• There’s no hereditary trait that influences a predisposition to having identical twins.
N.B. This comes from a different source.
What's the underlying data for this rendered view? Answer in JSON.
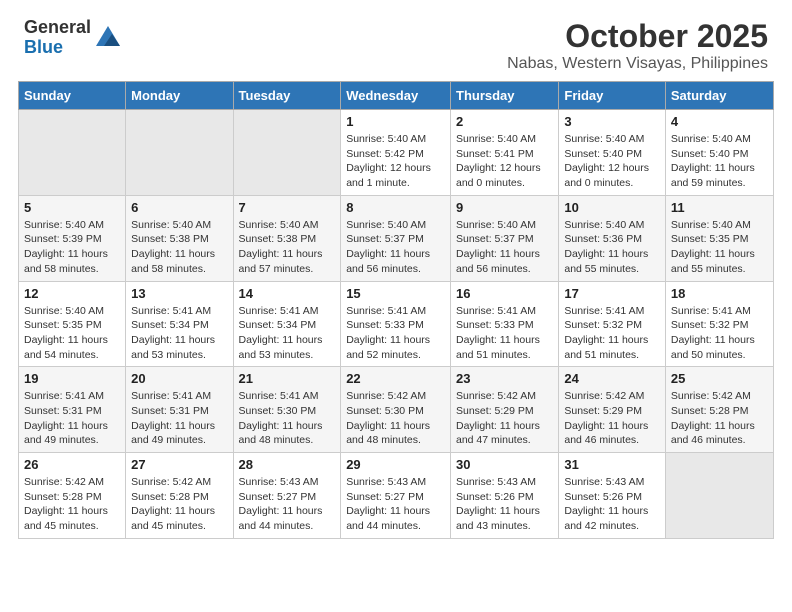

Contrary to popular belief identical twins do not run in families, although there are families with a high incidence of identical twins.

• Identical twins represent about a third of all twins. fraternal twins are twice as common as identical.

• Birth rate statistics for identical twinning have remained stable over the years, despite the overall increase in twins and multiples since the late 1980’s. The odds of having identical twins are about 3 in 1,000, whereas the birthrate for all twins is about 32.2 in 1,000.

• Identical twinning is not generally influenced by fertility-enhancing treatments like drugs or in vitro, although identical twins have been produced in pregnancies that were the result of such treatments.

• Birth rates for identical twins are consistent across populations; it is the same regardless of race, geography or mate

 

“What’s the most fun thing about being a twin?”

People are fascinated by us.